◆ **Records shown**
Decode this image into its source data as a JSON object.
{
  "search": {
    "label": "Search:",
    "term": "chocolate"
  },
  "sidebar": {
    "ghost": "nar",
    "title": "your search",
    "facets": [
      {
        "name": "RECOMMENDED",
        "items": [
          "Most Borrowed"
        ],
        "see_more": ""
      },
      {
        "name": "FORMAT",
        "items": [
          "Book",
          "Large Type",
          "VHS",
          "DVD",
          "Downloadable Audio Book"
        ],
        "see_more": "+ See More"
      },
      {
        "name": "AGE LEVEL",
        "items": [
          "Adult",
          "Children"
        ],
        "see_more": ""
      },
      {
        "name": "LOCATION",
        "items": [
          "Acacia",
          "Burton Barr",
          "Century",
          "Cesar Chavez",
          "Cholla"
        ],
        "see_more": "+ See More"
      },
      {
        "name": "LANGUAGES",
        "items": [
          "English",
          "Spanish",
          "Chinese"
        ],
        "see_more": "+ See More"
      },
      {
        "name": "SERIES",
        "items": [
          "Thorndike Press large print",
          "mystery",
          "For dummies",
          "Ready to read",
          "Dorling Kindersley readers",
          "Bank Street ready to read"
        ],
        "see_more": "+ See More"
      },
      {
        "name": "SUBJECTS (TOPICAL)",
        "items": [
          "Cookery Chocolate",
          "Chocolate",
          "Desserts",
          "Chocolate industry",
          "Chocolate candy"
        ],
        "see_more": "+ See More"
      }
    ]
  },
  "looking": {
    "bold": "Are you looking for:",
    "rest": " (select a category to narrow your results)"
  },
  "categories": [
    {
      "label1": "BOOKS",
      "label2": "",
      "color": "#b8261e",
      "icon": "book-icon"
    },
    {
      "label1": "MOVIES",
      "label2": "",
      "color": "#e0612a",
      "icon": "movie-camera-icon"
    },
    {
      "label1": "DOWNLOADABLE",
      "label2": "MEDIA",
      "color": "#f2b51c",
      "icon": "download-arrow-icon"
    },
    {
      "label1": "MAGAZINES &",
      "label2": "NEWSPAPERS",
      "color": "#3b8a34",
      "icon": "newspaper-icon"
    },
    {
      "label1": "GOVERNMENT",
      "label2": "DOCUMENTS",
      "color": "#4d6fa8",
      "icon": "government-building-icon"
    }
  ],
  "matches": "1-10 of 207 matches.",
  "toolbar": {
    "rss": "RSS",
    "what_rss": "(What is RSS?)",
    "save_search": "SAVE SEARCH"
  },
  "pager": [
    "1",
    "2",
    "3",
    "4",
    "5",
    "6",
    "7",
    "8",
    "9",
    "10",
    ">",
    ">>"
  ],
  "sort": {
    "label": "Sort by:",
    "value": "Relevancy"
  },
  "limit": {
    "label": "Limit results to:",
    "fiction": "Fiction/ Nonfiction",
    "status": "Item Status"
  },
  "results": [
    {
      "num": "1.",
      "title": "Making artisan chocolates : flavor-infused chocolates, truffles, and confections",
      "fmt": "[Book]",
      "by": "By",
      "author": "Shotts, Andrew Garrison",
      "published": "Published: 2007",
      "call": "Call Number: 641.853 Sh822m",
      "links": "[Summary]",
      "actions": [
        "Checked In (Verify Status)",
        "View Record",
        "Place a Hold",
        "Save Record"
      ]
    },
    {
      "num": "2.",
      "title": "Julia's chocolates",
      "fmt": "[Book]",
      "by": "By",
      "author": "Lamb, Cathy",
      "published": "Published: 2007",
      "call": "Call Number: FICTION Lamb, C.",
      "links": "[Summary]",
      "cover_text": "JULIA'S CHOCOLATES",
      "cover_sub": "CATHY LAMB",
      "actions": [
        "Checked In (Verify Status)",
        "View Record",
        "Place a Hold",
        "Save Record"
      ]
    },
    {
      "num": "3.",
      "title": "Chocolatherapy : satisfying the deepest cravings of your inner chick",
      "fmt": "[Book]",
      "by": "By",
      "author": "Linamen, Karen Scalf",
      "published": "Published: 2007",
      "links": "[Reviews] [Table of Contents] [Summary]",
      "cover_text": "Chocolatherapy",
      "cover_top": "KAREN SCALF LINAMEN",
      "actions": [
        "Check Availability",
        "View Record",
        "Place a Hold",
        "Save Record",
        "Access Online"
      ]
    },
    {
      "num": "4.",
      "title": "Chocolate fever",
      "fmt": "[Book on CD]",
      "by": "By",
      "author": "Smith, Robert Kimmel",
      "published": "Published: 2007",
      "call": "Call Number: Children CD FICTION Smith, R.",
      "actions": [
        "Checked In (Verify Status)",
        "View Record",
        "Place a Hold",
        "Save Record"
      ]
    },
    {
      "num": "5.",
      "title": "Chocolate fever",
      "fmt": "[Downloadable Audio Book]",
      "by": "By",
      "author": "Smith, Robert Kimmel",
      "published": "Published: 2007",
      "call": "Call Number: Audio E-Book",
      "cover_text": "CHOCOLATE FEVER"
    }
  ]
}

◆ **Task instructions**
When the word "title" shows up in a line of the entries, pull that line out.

◆ **Your response**
    "title": "your search",
      "title": "Making artisan chocolates : flavor-infused chocolates, truffles, and confections",
      "title": "Julia's chocolates",
      "title": "Chocolatherapy : satisfying the deepest cravings of your inner chick",
      "title": "Chocolate fever",
      "title": "Chocolate fever",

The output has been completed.